Wielding the new legislation, the authority has over the last year opened probes into US tech giants such as Amazon and Facebook. The German authorities’ move paves the way to clamp down on any potentially anticompetitive activities in the country.
Wednesday decision is the first after an amendment of the German Competition Act came in force last January, allowing the antitrust body to intervene earlier, particularly against huge digital corporations. As Andreas Mundt, president of the Federal Cartel Authority, said, this is a very important step since based on this decision the regulator can now take action against specific anticompetitive practices by Google.
Commenting on the Google case, Mundt added his buro was looking at how the company processes personal data. In addition, regulator is also examining the US group’s Google News Showcase, which was launched in Germany in 2020 and allows publishers to place journalistic content more prominently online.
Over the two years, big tech companies have been facing increasing scrutiny around the globe over their dominant positions as well as their tax practices.

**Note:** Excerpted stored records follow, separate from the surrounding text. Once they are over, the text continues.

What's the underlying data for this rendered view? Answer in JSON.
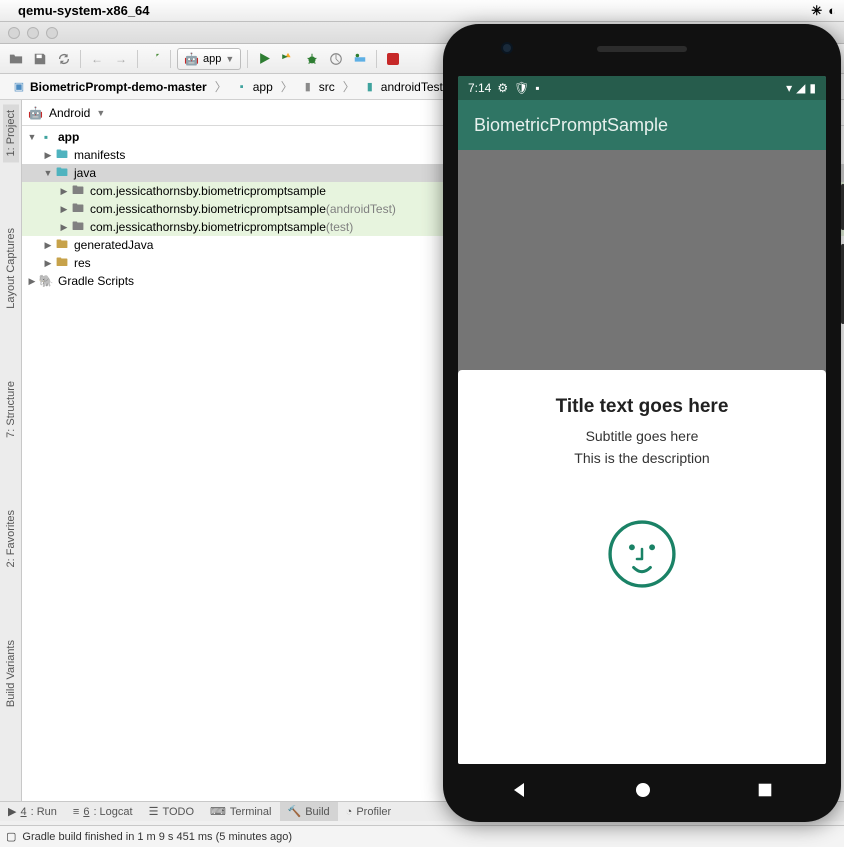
{
  "mac": {
    "title": "qemu-system-x86_64"
  },
  "toolbar": {
    "module": "app"
  },
  "crumbs": {
    "root": "BiometricPrompt-demo-master",
    "c1": "app",
    "c2": "src",
    "c3": "androidTest"
  },
  "projectView": {
    "mode": "Android"
  },
  "tree": {
    "app": "app",
    "manifests": "manifests",
    "java": "java",
    "pkg_main": "com.jessicathornsby.biometricpromptsample",
    "pkg_atest": "com.jessicathornsby.biometricpromptsample",
    "pkg_atest_suffix": " (androidTest)",
    "pkg_test": "com.jessicathornsby.biometricpromptsample",
    "pkg_test_suffix": " (test)",
    "generatedJava": "generatedJava",
    "res": "res",
    "gradle": "Gradle Scripts"
  },
  "gutter": {
    "project": "1: Project",
    "captures": "Layout Captures",
    "structure": "7: Structure",
    "favorites": "2: Favorites",
    "variants": "Build Variants"
  },
  "bottomTabs": {
    "run_pre": "",
    "run_u": "4",
    "run_post": ": Run",
    "logcat_pre": "",
    "logcat_u": "6",
    "logcat_post": ": Logcat",
    "todo": "TODO",
    "terminal": "Terminal",
    "build": "Build",
    "profiler": "Profiler"
  },
  "status": {
    "text": "Gradle build finished in 1 m 9 s 451 ms (5 minutes ago)"
  },
  "emulator": {
    "time": "7:14",
    "appTitle": "BiometricPromptSample",
    "dialog": {
      "title": "Title text goes here",
      "subtitle": "Subtitle goes here",
      "description": "This is the description"
    }
  }
}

In November, Google lost an appeal at the European Union’s second-highest court against a EUR2.4 billion fine imposed by Brussels for abusing its search engine dominance.